APCS o Lesson 11

Computer Science - C++

Lesson 11 - switch Statements



INTRODUCTION:                 We now conclude our coverage of control structures by learning about the multi-way selection tool, switch.  An example application of this selection tool appears as the pull-down menus used in current software.  Depending on which command is chosen, the program will select one direction out of many.  The switch statement in C++ allows such decision making.


The key topic for this lesson is:


A.    The switch Statements


VOCABULARY:                     switch  



DISCUSSION:                        A.    The switch Statements



1.    The general form of a switch statement is:


switch (expression)


case value1:





case value2:





case valuen:







}               /* end of switch statement */



2.    The flow of control of a switch statement is illustrated in this diagram:




3.    The switch statement attempts to match the integer value of the expression with one of the case integer values.


4.    If a match occurs, the statements belonging to the case value are executed until the break statement is encountered.


5.    The effect of the break statement causes program control to jump to the end of the switch statement.  No other cases are executed.


6.    A very common error when coding a switch control structure is forgetting to include the break statements to terminate each case value.  If the break statement is omitted, all cases following the matching case value are executed.  This is usually very undesirable.


7.    If no match occurs between the expression and the case values, the optional default choice is executed.


8.    The following example applies the switch statement to printing the work day of the week corresponding to a value (1-5):


switch (day)


case 1:  cout << "Monday" << endl;  break;

case 2:  cout << "Tuesday" << endl;  break;

case 3:  cout << "Wednesday" << endl;  break;

case 4:  cout << "Thursday" << endl;  break;

case 5:  cout << "Friday" << endl;  break;

default:  cout << "not a valid day" << endl;  break;



9.    Suppose we wanted to count the occurrences of vowels and consonants in a stream of text.  The switch statement is able to analyze character data because such data is converted to integer (ASCII) values for processing.


if (('a' <= letter) && (letter <= 'z'))

         switch (letter)


         case 'a' :  case 'e' :  case 'i' :  case 'o' :  case 'u' :



         default :





a.     Note that multiple case values can be lead to one set of statements.

b.    It is good programming practice to include a break statement at the end of the switch structure.  If you need to go back and add another case statement at the end of the switch structure, a break statement already terminates the previous case statement.


10.  There are programming situations where the switch statement should not replace an if-else chain.  If the value being compared must fit in a range of values to result in a statement, the if-else statement should be used.


if (score >= 90 && score <= 100)  grade = 'A';


         if (score >= 80 && score < 90)  grade = 'B';


                 if (score >= 70 && score < 80)  grade = 'C';




You should not replace the above structure with a switch statement.


11.  Finally, the switch statement cannot compare double values.
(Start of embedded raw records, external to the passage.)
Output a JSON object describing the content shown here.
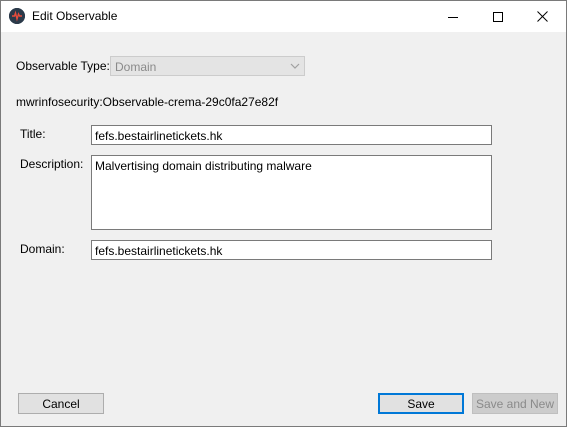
{
  "window": {
    "title": "Edit Observable"
  },
  "form": {
    "observable_type_label": "Observable Type:",
    "observable_type_value": "Domain",
    "observable_id": "mwrinfosecurity:Observable-crema-29c0fa27e82f",
    "title_label": "Title:",
    "title_value": "fefs.bestairlinetickets.hk",
    "description_label": "Description:",
    "description_value": "Malvertising domain distributing malware",
    "domain_label": "Domain:",
    "domain_value": "fefs.bestairlinetickets.hk"
  },
  "buttons": {
    "cancel": "Cancel",
    "save": "Save",
    "save_and_new": "Save and New"
  },
  "colors": {
    "accent": "#0078d7",
    "window_bg": "#f0f0f0",
    "disabled_text": "#8a8a8a"
  },
  "icons": {
    "app": "app-icon",
    "minimize": "minimize-icon",
    "maximize": "maximize-icon",
    "close": "close-icon",
    "dropdown": "chevron-down-icon"
  }
}
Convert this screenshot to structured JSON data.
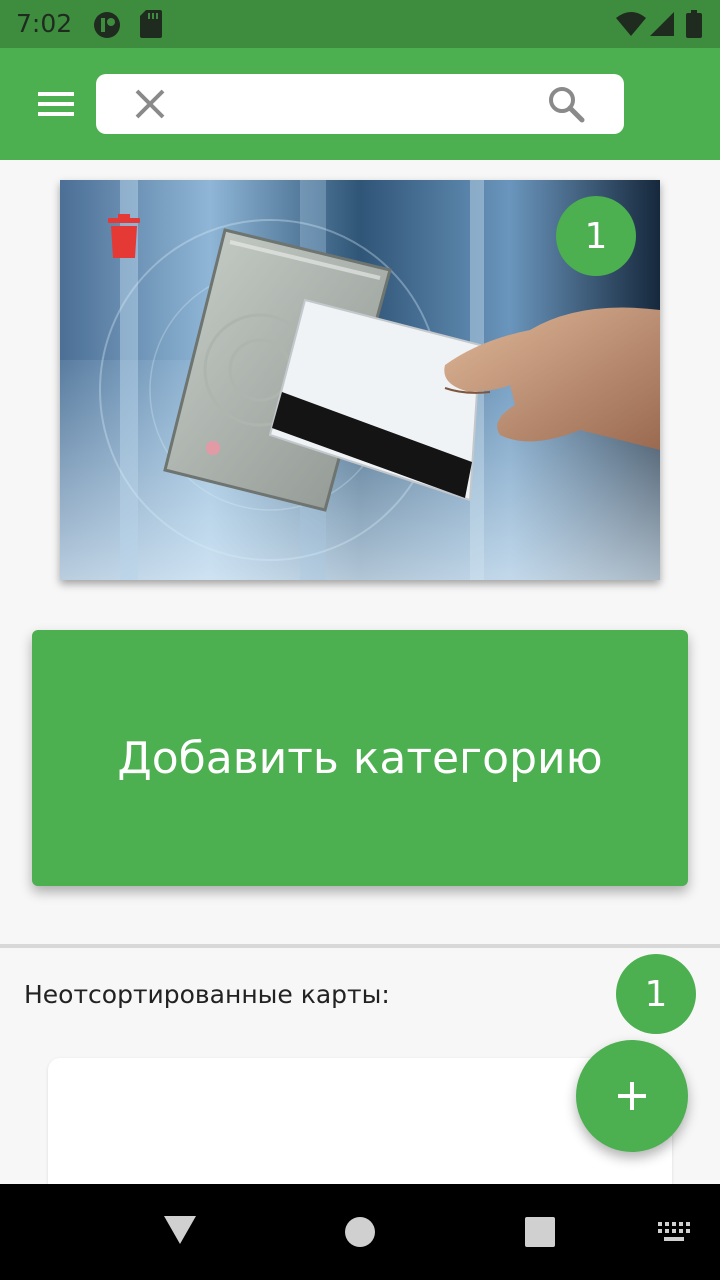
{
  "status_bar": {
    "time": "7:02",
    "icons": [
      "clock-app-icon",
      "sd-card-icon",
      "wifi-icon",
      "signal-icon",
      "battery-icon"
    ]
  },
  "app_bar": {
    "menu_icon": "hamburger-menu-icon",
    "search": {
      "value": "",
      "placeholder": ""
    },
    "clear_icon": "close-icon",
    "search_icon": "search-icon"
  },
  "category": {
    "image": "hand-swiping-card-on-reader",
    "delete_icon": "trash-icon",
    "count": "1"
  },
  "add_category_label": "Добавить категорию",
  "unsorted": {
    "label": "Неотсортированные карты:",
    "count": "1"
  },
  "fab_icon": "plus-icon",
  "nav_bar": {
    "back_icon": "back-triangle-icon",
    "home_icon": "home-circle-icon",
    "recents_icon": "recents-square-icon",
    "keyboard_icon": "keyboard-icon"
  },
  "colors": {
    "accent": "#4caf50",
    "status_bar": "#3e8d3f",
    "trash": "#e53935"
  }
}
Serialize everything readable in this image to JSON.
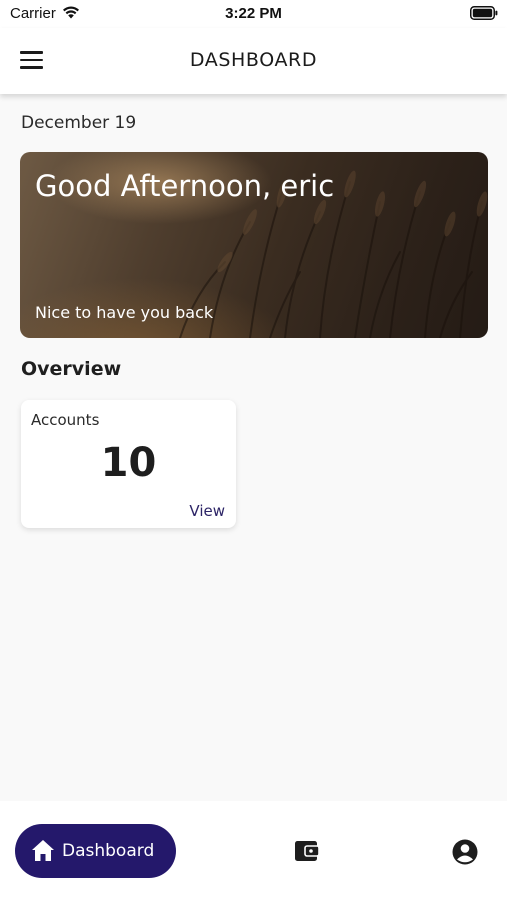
{
  "status_bar": {
    "carrier": "Carrier",
    "time": "3:22 PM",
    "icons": [
      "wifi-icon",
      "battery-icon"
    ]
  },
  "app_bar": {
    "title": "DASHBOARD",
    "menu_icon": "hamburger-menu-icon"
  },
  "date": "December 19",
  "greeting_card": {
    "title": "Good Afternoon, eric",
    "subtitle": "Nice to have you back"
  },
  "overview": {
    "title": "Overview",
    "cards": [
      {
        "label": "Accounts",
        "count": "10",
        "action": "View"
      }
    ]
  },
  "bottom_nav": {
    "items": [
      {
        "label": "Dashboard",
        "icon": "home-icon",
        "active": true
      },
      {
        "label": "",
        "icon": "wallet-icon",
        "active": false
      },
      {
        "label": "",
        "icon": "account-circle-icon",
        "active": false
      }
    ]
  },
  "colors": {
    "accent": "#24186b",
    "link": "#2c2466",
    "background": "#f9f9f9"
  }
}
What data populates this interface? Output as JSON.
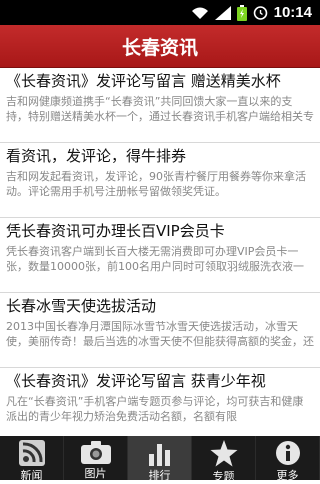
{
  "status_bar": {
    "time": "10:14"
  },
  "header": {
    "title": "长春资讯"
  },
  "articles": [
    {
      "title": "《长春资讯》发评论写留言 赠送精美水杯",
      "summary": "吉和网健康频道携手“长春资讯”共同回馈大家一直以来的支持，特别赠送精美水杯一个，通过长春资讯手机客户端给相关专题页活动文章评论留言，评论时请一定要使用手"
    },
    {
      "title": "看资讯，发评论，得牛排券",
      "summary": "吉和网发起看资讯，发评论，90张青柠餐厅用餐券等你来拿活动。评论需用手机号注册帐号留做领奖凭证。"
    },
    {
      "title": "凭长春资讯可办理长百VIP会员卡",
      "summary": "凭长春资讯客户端到长百大楼无需消费即可办理VIP会员卡一张，数量10000张，前100名用户同时可领取羽绒服洗衣液一瓶"
    },
    {
      "title": "长春冰雪天使选拔活动",
      "summary": "2013中国长春净月潭国际冰雪节冰雪天使选拔活动，冰雪天使，美丽传奇！最后当选的冰雪天使不但能获得高额的奖金，还会作为代表净月，代表长春，代表中国，飞往瑞典，飞"
    },
    {
      "title": "《长春资讯》发评论写留言 获青少年视",
      "summary": "凡在“长春资讯”手机客户端专题页参与评论，均可获吉和健康派出的青少年视力矫治免费活动名额，名额有限"
    }
  ],
  "tabs": [
    {
      "label": "新闻",
      "icon": "rss-icon"
    },
    {
      "label": "图片",
      "icon": "camera-icon"
    },
    {
      "label": "排行",
      "icon": "bar-chart-icon"
    },
    {
      "label": "专题",
      "icon": "star-icon"
    },
    {
      "label": "更多",
      "icon": "info-icon"
    }
  ],
  "colors": {
    "header_red": "#b82020",
    "tab_bar": "#1b1b1b",
    "active_tab": "#3c3c3c"
  }
}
SUMMARY/REVIEW:          The programming assignment,  L.A.11.1, ACSLLand, will stretch your ability to use control structures effectively.  You might want to review the content of Lessons 6-10 before you tackle this problem.  Good decomposition into single-purpose functions will make this problem easier to handle and debug.



ASSIGNMENT:                     Lab Exercise, L.A.11.1, Grades

                                                 Lab Exercise, L.A.11.2, ACSLLand - Intermediate Division

                                                 Lab Exercise, L.A.11.3, ACSLLand - Senior Division